• Goal of the exercise
If a line below contains the string "this", return that line.

• Records supplied
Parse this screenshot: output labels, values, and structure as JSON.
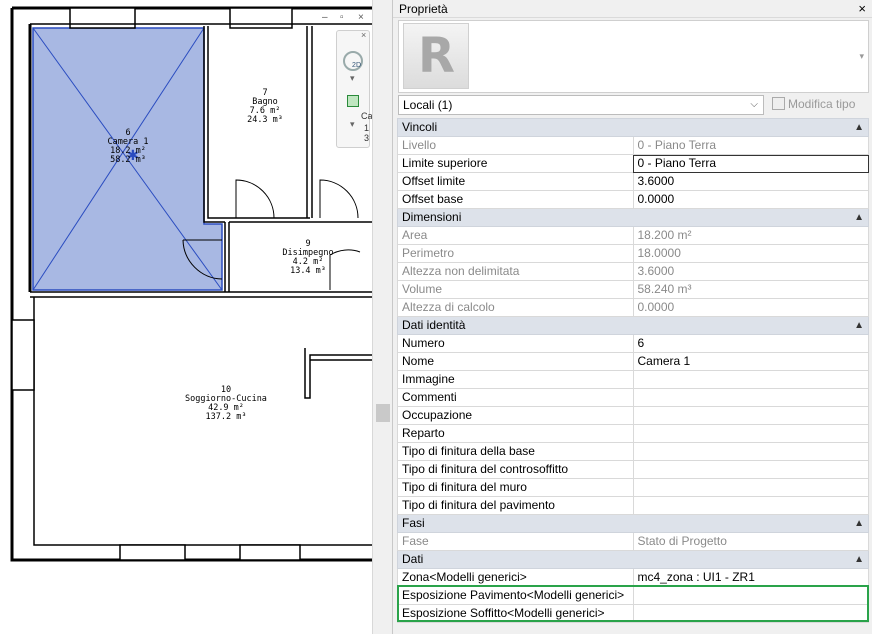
{
  "palette": {
    "title": "Proprietà",
    "close_glyph": "×"
  },
  "type_selector": {
    "logo": "R",
    "instance": "Locali (1)",
    "edit_type_label": "Modifica tipo"
  },
  "groups": [
    {
      "name": "Vincoli",
      "rows": [
        {
          "label": "Livello",
          "value": "0 - Piano Terra",
          "ro": true
        },
        {
          "label": "Limite superiore",
          "value": "0 - Piano Terra",
          "ro": false
        },
        {
          "label": "Offset limite",
          "value": "3.6000",
          "ro": false
        },
        {
          "label": "Offset base",
          "value": "0.0000",
          "ro": false
        }
      ]
    },
    {
      "name": "Dimensioni",
      "rows": [
        {
          "label": "Area",
          "value": "18.200 m²",
          "ro": true
        },
        {
          "label": "Perimetro",
          "value": "18.0000",
          "ro": true
        },
        {
          "label": "Altezza non delimitata",
          "value": "3.6000",
          "ro": true
        },
        {
          "label": "Volume",
          "value": "58.240 m³",
          "ro": true
        },
        {
          "label": "Altezza di calcolo",
          "value": "0.0000",
          "ro": true
        }
      ]
    },
    {
      "name": "Dati identità",
      "rows": [
        {
          "label": "Numero",
          "value": "6",
          "ro": false
        },
        {
          "label": "Nome",
          "value": "Camera 1",
          "ro": false
        },
        {
          "label": "Immagine",
          "value": "",
          "ro": false
        },
        {
          "label": "Commenti",
          "value": "",
          "ro": false
        },
        {
          "label": "Occupazione",
          "value": "",
          "ro": false
        },
        {
          "label": "Reparto",
          "value": "",
          "ro": false
        },
        {
          "label": "Tipo di finitura della base",
          "value": "",
          "ro": false
        },
        {
          "label": "Tipo di finitura del controsoffitto",
          "value": "",
          "ro": false
        },
        {
          "label": "Tipo di finitura del muro",
          "value": "",
          "ro": false
        },
        {
          "label": "Tipo di finitura del pavimento",
          "value": "",
          "ro": false
        }
      ]
    },
    {
      "name": "Fasi",
      "rows": [
        {
          "label": "Fase",
          "value": "Stato di Progetto",
          "ro": true
        }
      ]
    },
    {
      "name": "Dati",
      "rows": [
        {
          "label": "Zona<Modelli generici>",
          "value": "mc4_zona : UI1 - ZR1",
          "ro": false
        },
        {
          "label": "Esposizione Pavimento<Modelli generici>",
          "value": "",
          "ro": false
        },
        {
          "label": "Esposizione Soffitto<Modelli generici>",
          "value": "",
          "ro": false
        }
      ]
    }
  ],
  "rooms": [
    {
      "num": "6",
      "name": "Camera 1",
      "area": "18.2 m²",
      "vol": "58.2 m³"
    },
    {
      "num": "7",
      "name": "Bagno",
      "area": "7.6 m²",
      "vol": "24.3 m³"
    },
    {
      "num": "9",
      "name": "Disimpegno",
      "area": "4.2 m²",
      "vol": "13.4 m³"
    },
    {
      "num": "10",
      "name": "Soggiorno-Cucina",
      "area": "42.9 m²",
      "vol": "137.2 m³"
    }
  ],
  "view_control": {
    "label_2d": "2D",
    "cut_1": "Ca",
    "cut_2": "1",
    "cut_3": "3",
    "win_minimize": "–",
    "win_restore": "▫",
    "win_close": "×",
    "close_small": "×",
    "dropdown": "▾"
  },
  "colors": {
    "selection_fill": "#a8b8e3",
    "selection_stroke": "#2a4cc0",
    "highlight": "#2aa34a"
  }
}
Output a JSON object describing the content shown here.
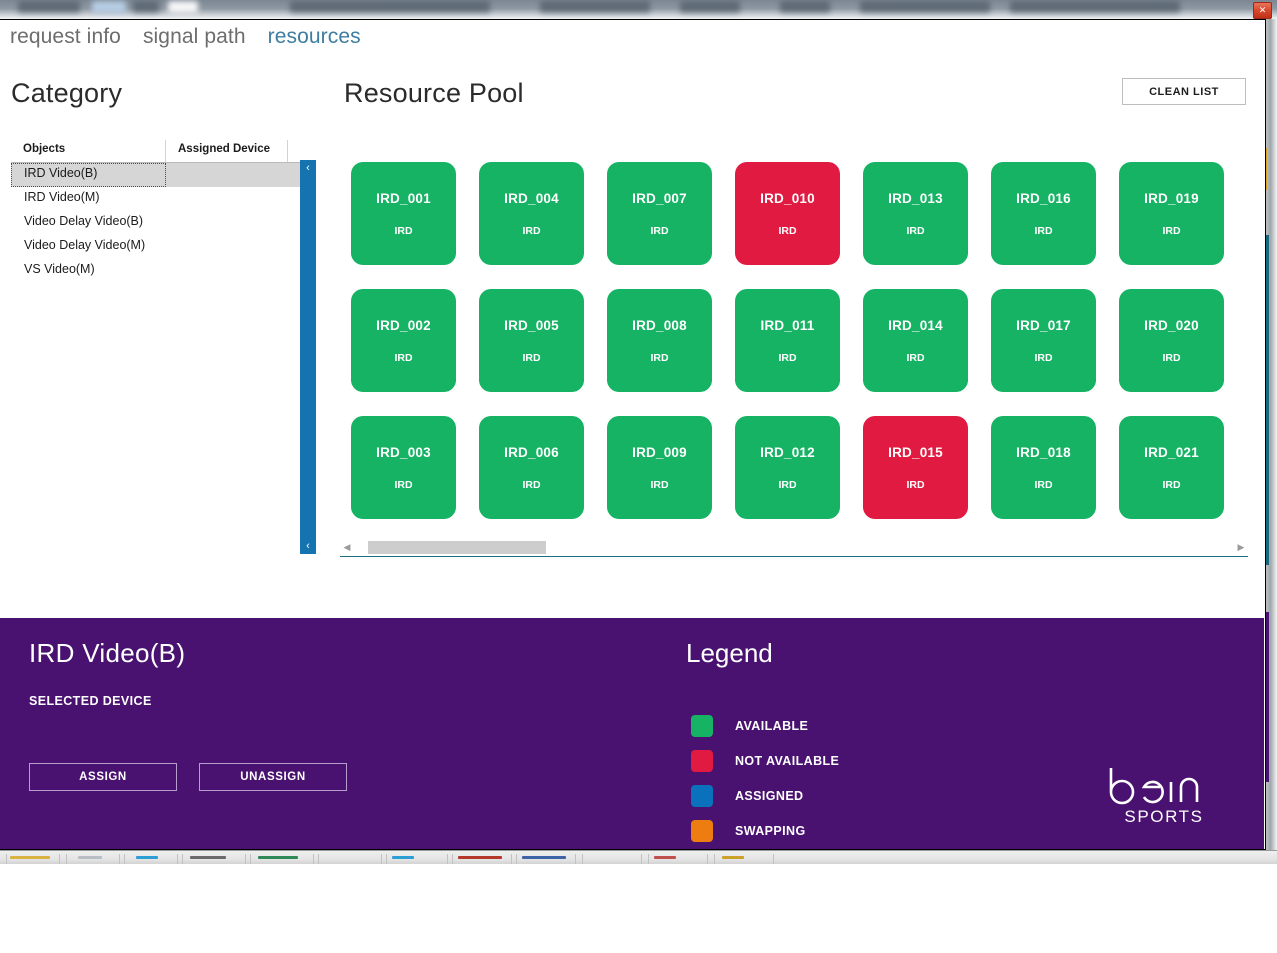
{
  "window": {
    "close_label": "✕"
  },
  "nav": {
    "tabs": [
      {
        "label": "request info",
        "active": false
      },
      {
        "label": "signal path",
        "active": false
      },
      {
        "label": "resources",
        "active": true
      }
    ]
  },
  "category": {
    "heading": "Category",
    "columns": [
      "Objects",
      "Assigned Device"
    ],
    "rows": [
      {
        "name": "IRD Video(B)",
        "assigned": "",
        "selected": true
      },
      {
        "name": "IRD Video(M)",
        "assigned": "",
        "selected": false
      },
      {
        "name": "Video Delay Video(B)",
        "assigned": "",
        "selected": false
      },
      {
        "name": "Video Delay Video(M)",
        "assigned": "",
        "selected": false
      },
      {
        "name": "VS Video(M)",
        "assigned": "",
        "selected": false
      }
    ],
    "collapse_chevron": "‹"
  },
  "pool": {
    "heading": "Resource Pool",
    "clean_list_label": "CLEAN LIST",
    "scroll_left_arrow": "◀",
    "scroll_right_arrow": "▶",
    "tiles": [
      {
        "name": "IRD_001",
        "type": "IRD",
        "status": "available"
      },
      {
        "name": "IRD_004",
        "type": "IRD",
        "status": "available"
      },
      {
        "name": "IRD_007",
        "type": "IRD",
        "status": "available"
      },
      {
        "name": "IRD_010",
        "type": "IRD",
        "status": "not_available"
      },
      {
        "name": "IRD_013",
        "type": "IRD",
        "status": "available"
      },
      {
        "name": "IRD_016",
        "type": "IRD",
        "status": "available"
      },
      {
        "name": "IRD_019",
        "type": "IRD",
        "status": "available"
      },
      {
        "name": "IRD_002",
        "type": "IRD",
        "status": "available"
      },
      {
        "name": "IRD_005",
        "type": "IRD",
        "status": "available"
      },
      {
        "name": "IRD_008",
        "type": "IRD",
        "status": "available"
      },
      {
        "name": "IRD_011",
        "type": "IRD",
        "status": "available"
      },
      {
        "name": "IRD_014",
        "type": "IRD",
        "status": "available"
      },
      {
        "name": "IRD_017",
        "type": "IRD",
        "status": "available"
      },
      {
        "name": "IRD_020",
        "type": "IRD",
        "status": "available"
      },
      {
        "name": "IRD_003",
        "type": "IRD",
        "status": "available"
      },
      {
        "name": "IRD_006",
        "type": "IRD",
        "status": "available"
      },
      {
        "name": "IRD_009",
        "type": "IRD",
        "status": "available"
      },
      {
        "name": "IRD_012",
        "type": "IRD",
        "status": "available"
      },
      {
        "name": "IRD_015",
        "type": "IRD",
        "status": "not_available"
      },
      {
        "name": "IRD_018",
        "type": "IRD",
        "status": "available"
      },
      {
        "name": "IRD_021",
        "type": "IRD",
        "status": "available"
      }
    ]
  },
  "detail": {
    "device_title": "IRD Video(B)",
    "selected_device_label": "SELECTED DEVICE",
    "assign_label": "ASSIGN",
    "unassign_label": "UNASSIGN"
  },
  "legend": {
    "title": "Legend",
    "items": [
      {
        "label": "AVAILABLE",
        "color": "#16b364"
      },
      {
        "label": "NOT AVAILABLE",
        "color": "#e01a40"
      },
      {
        "label": "ASSIGNED",
        "color": "#0a72bd"
      },
      {
        "label": "SWAPPING",
        "color": "#ed7d11"
      }
    ]
  },
  "branding": {
    "logo_primary": "beIN",
    "logo_secondary": "SPORTS"
  },
  "colors": {
    "available": "#16b364",
    "not_available": "#e01a40",
    "assigned": "#0a72bd",
    "swapping": "#ed7d11",
    "panel_purple": "#4a1270",
    "splitter_blue": "#1573b0",
    "active_tab": "#3e7da2"
  }
}
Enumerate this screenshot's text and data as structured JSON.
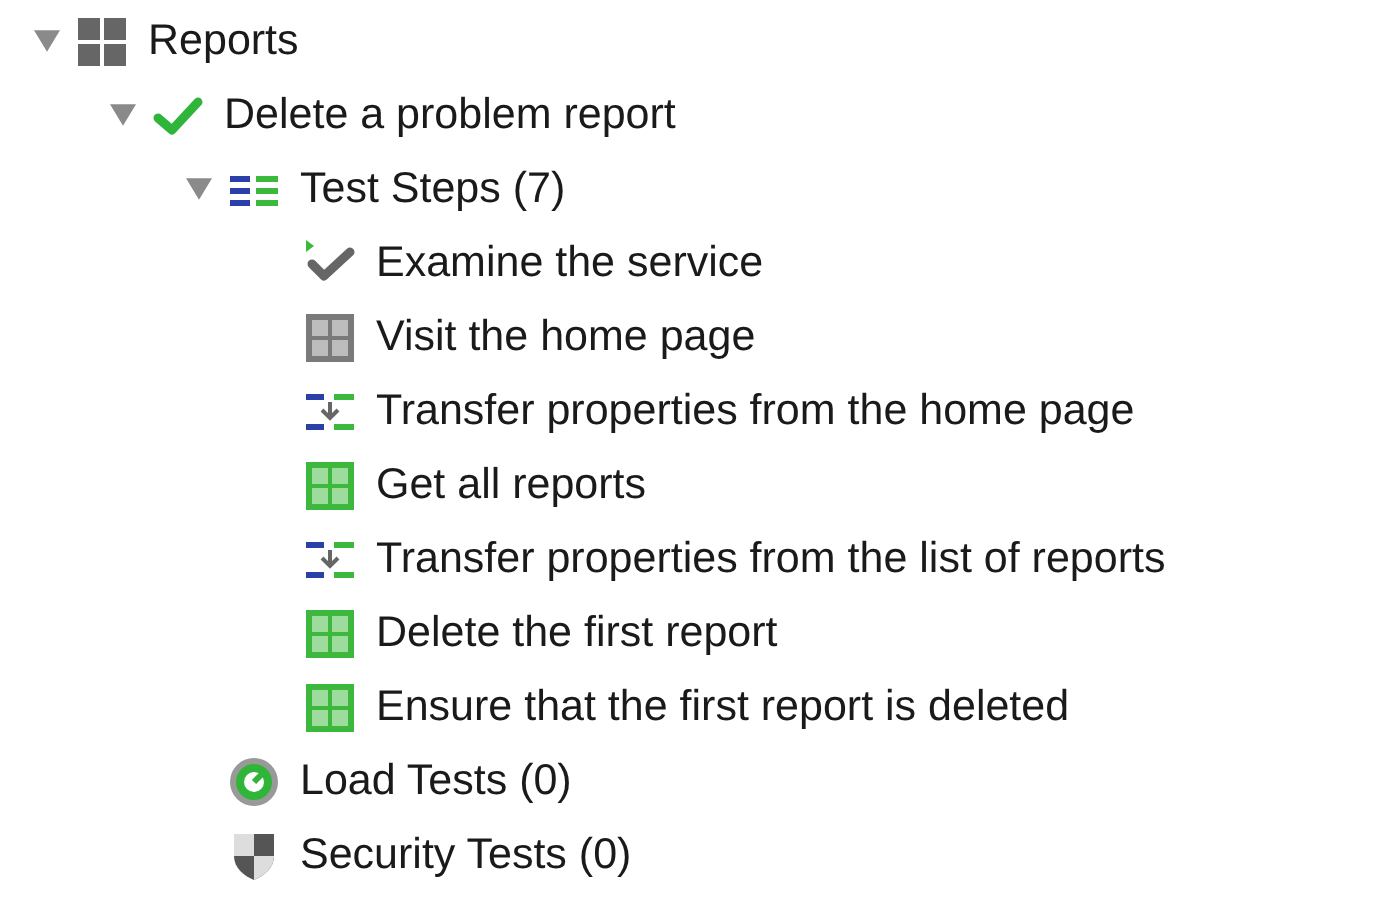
{
  "tree": [
    {
      "label": "Reports",
      "kind": "project",
      "expanded": true,
      "children": [
        {
          "label": "Delete a problem report",
          "kind": "testcase",
          "expanded": true,
          "children": [
            {
              "label": "Test Steps (7)",
              "kind": "steps",
              "expanded": true,
              "children": [
                {
                  "label": "Examine the service",
                  "kind": "assertion"
                },
                {
                  "label": "Visit the home page",
                  "kind": "request",
                  "color": "#7a7a7a"
                },
                {
                  "label": "Transfer properties from the home page",
                  "kind": "transfer"
                },
                {
                  "label": "Get all reports",
                  "kind": "request",
                  "color": "#3cb83c"
                },
                {
                  "label": "Transfer properties from the list of reports",
                  "kind": "transfer"
                },
                {
                  "label": "Delete the first report",
                  "kind": "request",
                  "color": "#3cb83c"
                },
                {
                  "label": "Ensure that the first report is deleted",
                  "kind": "request",
                  "color": "#3cb83c"
                }
              ]
            },
            {
              "label": "Load Tests (0)",
              "kind": "load"
            },
            {
              "label": "Security Tests (0)",
              "kind": "security"
            }
          ]
        }
      ]
    }
  ]
}
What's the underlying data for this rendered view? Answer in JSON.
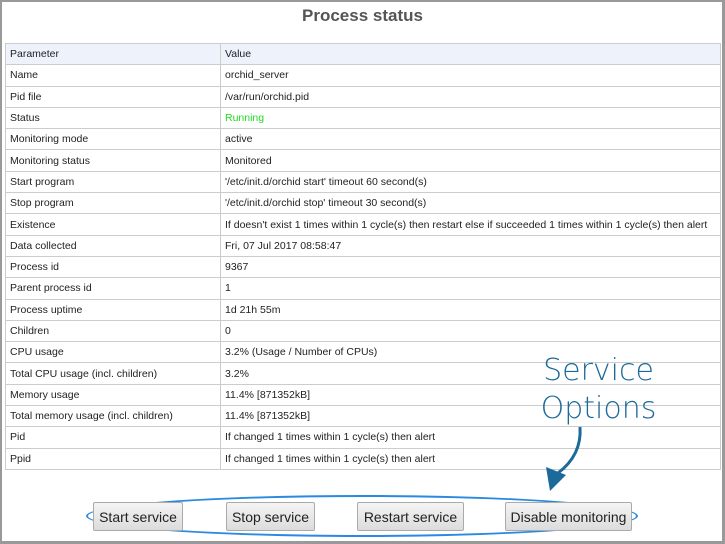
{
  "title": "Process status",
  "table": {
    "headers": [
      "Parameter",
      "Value"
    ],
    "rows": [
      [
        "Name",
        "orchid_server"
      ],
      [
        "Pid file",
        "/var/run/orchid.pid"
      ],
      [
        "Status",
        "Running"
      ],
      [
        "Monitoring mode",
        "active"
      ],
      [
        "Monitoring status",
        "Monitored"
      ],
      [
        "Start program",
        "'/etc/init.d/orchid start' timeout 60 second(s)"
      ],
      [
        "Stop program",
        "'/etc/init.d/orchid stop' timeout 30 second(s)"
      ],
      [
        "Existence",
        "If doesn't exist 1 times within 1 cycle(s) then restart else if succeeded 1 times within 1 cycle(s) then alert"
      ],
      [
        "Data collected",
        "Fri, 07 Jul 2017 08:58:47"
      ],
      [
        "Process id",
        "9367"
      ],
      [
        "Parent process id",
        "1"
      ],
      [
        "Process uptime",
        "1d 21h 55m"
      ],
      [
        "Children",
        "0"
      ],
      [
        "CPU usage",
        "3.2%   (Usage / Number of CPUs)"
      ],
      [
        "Total CPU usage (incl. children)",
        "3.2%"
      ],
      [
        "Memory usage",
        "11.4% [871352kB]"
      ],
      [
        "Total memory usage (incl. children)",
        "11.4% [871352kB]"
      ],
      [
        "Pid",
        "If changed 1 times within 1 cycle(s) then alert"
      ],
      [
        "Ppid",
        "If changed 1 times within 1 cycle(s) then alert"
      ]
    ]
  },
  "buttons": {
    "start": "Start service",
    "stop": "Stop service",
    "restart": "Restart service",
    "disable": "Disable monitoring"
  },
  "annotation": {
    "line1": "Service",
    "line2": "Options",
    "color": "#1c6a99"
  },
  "status_color": "#22dd22"
}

• Response
Parse this screenshot: output labels, values, and structure as JSON.
Enumerate this screenshot's text and data as structured JSON.
What's the underlying data for this rendered view? Answer in JSON.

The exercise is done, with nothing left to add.